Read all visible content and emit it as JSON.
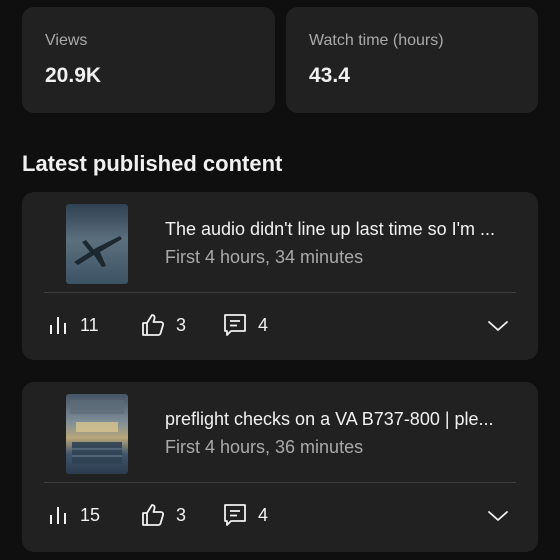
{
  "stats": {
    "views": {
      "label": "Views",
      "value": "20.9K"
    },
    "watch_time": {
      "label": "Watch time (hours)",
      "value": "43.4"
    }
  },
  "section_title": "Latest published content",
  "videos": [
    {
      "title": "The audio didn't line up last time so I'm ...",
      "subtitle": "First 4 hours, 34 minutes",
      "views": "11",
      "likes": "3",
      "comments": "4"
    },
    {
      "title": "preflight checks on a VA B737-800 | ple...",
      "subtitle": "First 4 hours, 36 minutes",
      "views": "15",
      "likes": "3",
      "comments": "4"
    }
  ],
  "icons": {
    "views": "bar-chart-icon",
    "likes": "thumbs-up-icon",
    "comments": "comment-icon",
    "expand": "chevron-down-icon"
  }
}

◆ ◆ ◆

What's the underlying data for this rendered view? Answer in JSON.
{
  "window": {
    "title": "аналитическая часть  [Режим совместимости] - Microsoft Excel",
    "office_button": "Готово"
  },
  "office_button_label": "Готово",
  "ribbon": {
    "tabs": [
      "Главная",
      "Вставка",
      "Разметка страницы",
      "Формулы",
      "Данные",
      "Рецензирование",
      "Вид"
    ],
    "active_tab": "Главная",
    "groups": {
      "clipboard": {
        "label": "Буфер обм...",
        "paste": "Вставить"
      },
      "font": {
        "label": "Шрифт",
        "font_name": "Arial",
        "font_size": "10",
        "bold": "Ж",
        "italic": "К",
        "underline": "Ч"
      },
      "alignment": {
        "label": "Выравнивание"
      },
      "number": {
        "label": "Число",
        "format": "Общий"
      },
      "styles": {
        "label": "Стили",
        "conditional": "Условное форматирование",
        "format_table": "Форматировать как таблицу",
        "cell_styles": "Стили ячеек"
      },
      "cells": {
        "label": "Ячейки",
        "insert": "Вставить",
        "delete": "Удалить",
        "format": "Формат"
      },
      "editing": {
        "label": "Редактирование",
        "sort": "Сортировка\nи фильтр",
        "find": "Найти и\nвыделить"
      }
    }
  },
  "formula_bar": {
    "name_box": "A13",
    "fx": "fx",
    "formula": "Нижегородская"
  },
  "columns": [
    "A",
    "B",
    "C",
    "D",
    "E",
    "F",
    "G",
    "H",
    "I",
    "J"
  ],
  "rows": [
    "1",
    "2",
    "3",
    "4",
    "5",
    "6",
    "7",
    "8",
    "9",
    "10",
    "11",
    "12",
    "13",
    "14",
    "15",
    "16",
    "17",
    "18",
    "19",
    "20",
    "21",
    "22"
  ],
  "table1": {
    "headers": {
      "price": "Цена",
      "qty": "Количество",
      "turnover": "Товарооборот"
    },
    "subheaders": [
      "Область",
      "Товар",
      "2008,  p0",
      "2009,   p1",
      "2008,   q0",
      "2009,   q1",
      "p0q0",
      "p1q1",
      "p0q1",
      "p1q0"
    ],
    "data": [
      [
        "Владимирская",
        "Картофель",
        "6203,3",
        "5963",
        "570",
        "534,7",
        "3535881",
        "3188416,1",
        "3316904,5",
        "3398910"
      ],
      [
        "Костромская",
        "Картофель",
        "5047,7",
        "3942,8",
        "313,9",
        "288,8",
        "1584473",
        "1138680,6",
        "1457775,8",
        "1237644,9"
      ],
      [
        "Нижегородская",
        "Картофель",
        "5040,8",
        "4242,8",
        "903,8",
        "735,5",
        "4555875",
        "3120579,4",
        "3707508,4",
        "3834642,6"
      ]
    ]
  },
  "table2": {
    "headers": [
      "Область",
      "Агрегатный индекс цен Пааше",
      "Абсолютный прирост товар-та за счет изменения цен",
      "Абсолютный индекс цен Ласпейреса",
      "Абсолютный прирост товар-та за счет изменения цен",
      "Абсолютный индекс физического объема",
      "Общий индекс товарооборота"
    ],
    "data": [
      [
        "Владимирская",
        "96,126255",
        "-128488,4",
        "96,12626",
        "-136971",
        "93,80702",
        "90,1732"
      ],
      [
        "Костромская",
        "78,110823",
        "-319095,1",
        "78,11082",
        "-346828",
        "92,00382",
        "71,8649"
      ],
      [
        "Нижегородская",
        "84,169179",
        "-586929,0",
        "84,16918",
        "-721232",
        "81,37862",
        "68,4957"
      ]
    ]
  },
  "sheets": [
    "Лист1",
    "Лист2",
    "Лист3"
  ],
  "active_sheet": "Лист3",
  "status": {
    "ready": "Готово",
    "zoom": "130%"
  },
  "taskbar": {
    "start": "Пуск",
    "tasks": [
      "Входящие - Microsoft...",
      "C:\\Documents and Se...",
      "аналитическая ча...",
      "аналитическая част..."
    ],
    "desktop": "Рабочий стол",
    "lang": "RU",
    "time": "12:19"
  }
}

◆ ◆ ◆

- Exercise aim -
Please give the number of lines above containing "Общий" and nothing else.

- Answer area -
2